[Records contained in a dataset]
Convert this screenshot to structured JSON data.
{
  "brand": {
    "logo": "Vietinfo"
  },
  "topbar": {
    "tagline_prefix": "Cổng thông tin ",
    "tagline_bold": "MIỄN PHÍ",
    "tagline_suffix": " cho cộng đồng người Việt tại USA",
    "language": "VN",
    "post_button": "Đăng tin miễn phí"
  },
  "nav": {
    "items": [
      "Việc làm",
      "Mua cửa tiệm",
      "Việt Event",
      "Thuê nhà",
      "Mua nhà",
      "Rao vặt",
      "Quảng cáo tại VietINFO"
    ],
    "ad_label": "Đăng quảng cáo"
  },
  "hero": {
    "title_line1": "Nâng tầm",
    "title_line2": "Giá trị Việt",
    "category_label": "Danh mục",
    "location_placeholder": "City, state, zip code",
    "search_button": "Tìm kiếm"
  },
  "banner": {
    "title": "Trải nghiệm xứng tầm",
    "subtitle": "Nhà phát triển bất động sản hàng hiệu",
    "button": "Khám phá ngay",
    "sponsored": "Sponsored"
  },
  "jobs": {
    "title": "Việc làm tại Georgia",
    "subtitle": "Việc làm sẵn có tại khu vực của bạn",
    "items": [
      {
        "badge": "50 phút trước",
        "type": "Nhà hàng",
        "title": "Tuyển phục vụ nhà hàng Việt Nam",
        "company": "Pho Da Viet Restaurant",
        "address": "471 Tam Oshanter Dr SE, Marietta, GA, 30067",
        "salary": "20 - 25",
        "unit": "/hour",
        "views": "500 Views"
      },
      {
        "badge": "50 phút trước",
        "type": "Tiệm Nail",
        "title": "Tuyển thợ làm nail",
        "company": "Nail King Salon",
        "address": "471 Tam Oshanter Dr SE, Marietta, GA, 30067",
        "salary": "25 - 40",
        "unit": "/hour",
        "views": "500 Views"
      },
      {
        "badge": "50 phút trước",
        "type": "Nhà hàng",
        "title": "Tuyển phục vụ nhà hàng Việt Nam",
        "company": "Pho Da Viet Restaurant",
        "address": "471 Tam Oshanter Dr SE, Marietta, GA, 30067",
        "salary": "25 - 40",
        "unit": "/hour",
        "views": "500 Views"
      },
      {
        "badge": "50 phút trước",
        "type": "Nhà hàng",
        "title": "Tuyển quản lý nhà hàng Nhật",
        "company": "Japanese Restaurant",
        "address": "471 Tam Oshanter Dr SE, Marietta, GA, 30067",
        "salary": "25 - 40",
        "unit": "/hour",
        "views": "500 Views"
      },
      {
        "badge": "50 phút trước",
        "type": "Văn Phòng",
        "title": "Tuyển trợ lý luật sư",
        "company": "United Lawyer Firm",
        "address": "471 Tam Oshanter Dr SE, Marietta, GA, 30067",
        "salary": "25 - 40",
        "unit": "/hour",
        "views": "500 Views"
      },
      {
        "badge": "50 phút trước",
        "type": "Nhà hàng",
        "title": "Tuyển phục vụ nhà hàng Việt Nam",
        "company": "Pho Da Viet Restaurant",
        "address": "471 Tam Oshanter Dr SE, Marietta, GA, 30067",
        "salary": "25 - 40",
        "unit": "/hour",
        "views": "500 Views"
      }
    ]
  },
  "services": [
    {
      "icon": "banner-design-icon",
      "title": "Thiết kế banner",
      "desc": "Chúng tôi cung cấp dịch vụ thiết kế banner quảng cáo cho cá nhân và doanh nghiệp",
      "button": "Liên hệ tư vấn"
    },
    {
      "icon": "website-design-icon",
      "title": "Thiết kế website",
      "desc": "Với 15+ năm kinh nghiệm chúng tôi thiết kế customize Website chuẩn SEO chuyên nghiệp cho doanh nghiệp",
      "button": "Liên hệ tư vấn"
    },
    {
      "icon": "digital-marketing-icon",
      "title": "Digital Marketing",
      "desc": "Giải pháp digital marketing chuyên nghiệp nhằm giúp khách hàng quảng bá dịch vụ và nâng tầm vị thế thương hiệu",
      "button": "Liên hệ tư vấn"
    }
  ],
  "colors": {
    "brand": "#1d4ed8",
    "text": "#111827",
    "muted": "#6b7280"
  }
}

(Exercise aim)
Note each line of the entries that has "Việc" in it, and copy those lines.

(Solution for this problem)
      "Việc làm",
    "title": "Việc làm tại Georgia",
    "subtitle": "Việc làm sẵn có tại khu vực của bạn",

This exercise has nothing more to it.